Found in mussels’ adhesive protein, this biocompatible compound could be used as a dental adhesive to strengthen the bond between tooth tissues and the resin used for dental filling.
Dental fillings are widely used to “fill” an area of tooth removed due to decay and to repair cracked or broken teeth. The durability of these fillings depends on the longevity and stability of the bond between the compound (resin) and the hard tissues of the tooth (dentin). Now, researchers from the Faculty of Dentistry, the University of Hong Kong (HKU), Wuhan University (WHU), and the Peking University Shenzhen Hospital have discovered that a compound derived from mussels can boost the durability of dental filling by strengthening the resin-dentin bond, potentially advancing future developments of dental filling.

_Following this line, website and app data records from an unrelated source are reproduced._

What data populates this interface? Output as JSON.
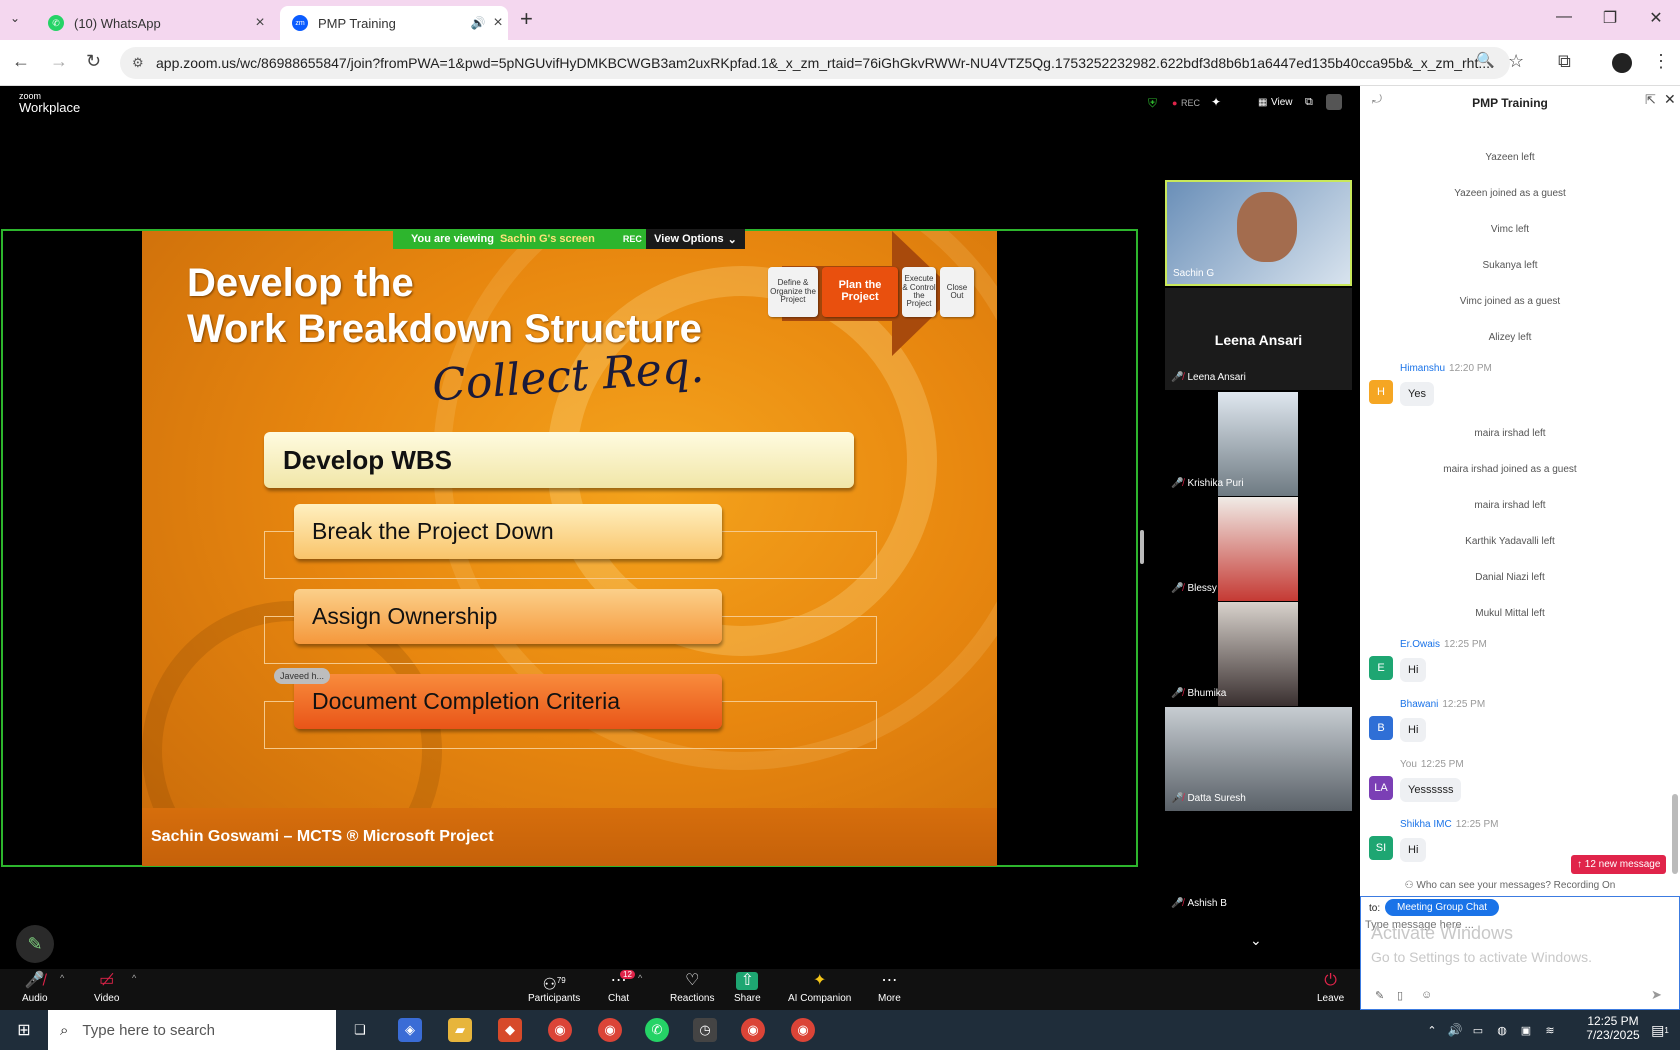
{
  "browser": {
    "tabs": [
      {
        "label": "(10) WhatsApp"
      },
      {
        "label": "PMP Training"
      }
    ],
    "new_tab": "+",
    "url": "app.zoom.us/wc/86988655847/join?fromPWA=1&pwd=5pNGUvifHyDMKBCWGB3am2uxRKpfad.1&_x_zm_rtaid=76iGhGkvRWWr-NU4VTZ5Qg.1753252232982.622bdf3d8b6b1a6447ed135b40cca95b&_x_zm_rht..."
  },
  "zoom": {
    "brand_top": "zoom",
    "brand_bottom": "Workplace",
    "rec": "REC",
    "view": "View",
    "share_banner": {
      "viewing": "You are viewing",
      "who": "Sachin G's screen",
      "rec": "REC",
      "view_options": "View Options"
    },
    "slide": {
      "title_line1": "Develop the",
      "title_line2": "Work Breakdown Structure",
      "handwriting": "Collect Req.",
      "steps": [
        "Define & Organize the Project",
        "Plan the Project",
        "Execute & Control the Project",
        "Close Out"
      ],
      "main_box": "Develop WBS",
      "items": [
        "Break the Project Down",
        "Assign Ownership",
        "Document  Completion Criteria"
      ],
      "footer": "Sachin Goswami – MCTS ® Microsoft Project",
      "cursor_label": "Javeed h..."
    },
    "participants": [
      {
        "name": "Sachin G"
      },
      {
        "name": "Leena Ansari",
        "display": "Leena Ansari"
      },
      {
        "name": "Krishika Puri"
      },
      {
        "name": "Blessy"
      },
      {
        "name": "Bhumika"
      },
      {
        "name": "Datta Suresh"
      },
      {
        "name": "Ashish B"
      }
    ],
    "controls": {
      "audio": "Audio",
      "video": "Video",
      "participants": "Participants",
      "participants_count": "79",
      "chat": "Chat",
      "chat_badge": "12",
      "reactions": "Reactions",
      "share": "Share",
      "ai": "AI Companion",
      "more": "More",
      "leave": "Leave"
    }
  },
  "chat": {
    "title": "PMP Training",
    "system": [
      "Yazeen left",
      "Yazeen joined as a guest",
      "Vimc left",
      "Sukanya left",
      "Vimc joined as a guest",
      "Alizey left",
      "maira irshad left",
      "maira irshad joined as a guest",
      "maira irshad left",
      "Karthik Yadavalli left",
      "Danial Niazi left",
      "Mukul Mittal left"
    ],
    "messages": [
      {
        "initials": "H",
        "name": "Himanshu",
        "time": "12:20 PM",
        "text": "Yes",
        "color": "#f5a623"
      },
      {
        "initials": "E",
        "name": "Er.Owais",
        "time": "12:25 PM",
        "text": "Hi",
        "color": "#1ea672"
      },
      {
        "initials": "B",
        "name": "Bhawani",
        "time": "12:25 PM",
        "text": "Hi",
        "color": "#2f6fd6"
      },
      {
        "initials": "LA",
        "name": "You",
        "time": "12:25 PM",
        "text": "Yessssss",
        "color": "#7b3fb5"
      },
      {
        "initials": "SI",
        "name": "Shikha IMC",
        "time": "12:25 PM",
        "text": "Hi",
        "color": "#1ea672"
      }
    ],
    "new_messages": "↑ 12 new message",
    "privacy": "Who can see your messages? Recording On",
    "to_label": "to:",
    "recipient": "Meeting Group Chat",
    "placeholder": "Type message here ...",
    "watermark_title": "Activate Windows",
    "watermark_sub": "Go to Settings to activate Windows."
  },
  "taskbar": {
    "search_placeholder": "Type here to search",
    "time": "12:25 PM",
    "date": "7/23/2025",
    "notif_count": "1"
  }
}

Generally, the first step of dental filling procedures involves the removal of the decayed tooth structure and filling the cavity with a tooth-coloured restoration with the help of a dental adhesive. As its name suggests, the dental adhesive serves to glue the filling to the tooth structure. However, the durability of this bond can be compromised by humidity inside the oral cavity and repeated mechanical stress caused by chewing, among many other factors. Consequently, patients need to frequently replace dental fillings, which come at extra costs.
In search of a solution, the researchers looked into mussels. The wet adhesive properties of mussels have long intrigued the scientific community as they could potentially be harnessed for valuable bio-applications like developing bio-adhesives. In particular, scientists have been investigating the interaction between mussel plaques and substrates under humid environments.
“Mussels need to maintain their adhesiveness under harsh marine environments, including humidity, drastic change of water temperature and pH value, sudden shocks and so on. These are similar to the daily activities that happen in the oral cavity. Our research aimed to understand the adhesive properties of the compounds from mussels, which may improve the durability and longevity of dental fillings,” explained Professor Cynthia Kar Yung Yiu, Clinical Professor in Paediatric Dentistry of HKU who led the research team.
Through their investigation, the researchers determined that the wet adhesive property of mussels is attributed to the amino acid Dopa secreted by these shellfish. These results led the team to apply N-(3,4-dihydroxyphenethyl)methacrylamide (DMA), a mussel-derived compound, as a dental adhesive. To assess the durability of this new DMA dental adhesive, the researchers compared the DMA bond with that of a normal resin-dentin interface.
A control group and those with distinct concentrations of DMA were subjected to a series of tests including thermocycling ageing, which involves exposing dental materials to varying temperatures. Following the international standard for testing dental adhesives, the researchers exposed the test specimens repeatedly in 5°C cold water and then in 55°C hot water for many cycles, which invariably decreased adhesive strength. Then, the team leveraged the nanoleakage evaluation method in which acid is added to measure the quality of the bond. The patterns of the nanoleakage were subsequently analysed using a silver nitrate solution.
The results of their experiment showed that the thermocycling ageing process caused cracks and fissures to form in the resin-detin surface. This enabled the silver particles to infiltrate and settle along the bonded interface, reflecting water-filled and destructed areas. In the control group, silver particles were found to spread along the resin-dentin interface and infiltrate inside the dentinal tubules after the ageing treatment. Nanoleakage deposition also increased from 36.57 per cent to 50.41 per cent. In contrast, the DMA-treated groups exhibited minimal change. Nanoleakage deposition remained constant at about 20 per cent for samples treated with 5mM of DMA. With these optimistic findings, the researchers concluded that DMA could be used to boost the strength and durability of the resin dentin bond and extend the longevity of a dental filling.
“This research discovered that DMA is effective in strengthening the resin-dentin bond and improves its durability. The cytotoxicity is also similar to the resin monomers in traditional dental adhesives. It is believed that this compound may be commercialised in the future,” stated Dr. Tsoi. [APBN]
Source: Li et al. (2021). Enhancing resin-dentin bond durability using a novel mussel-inspired monomer. Materials Today Bio, 12, 100174.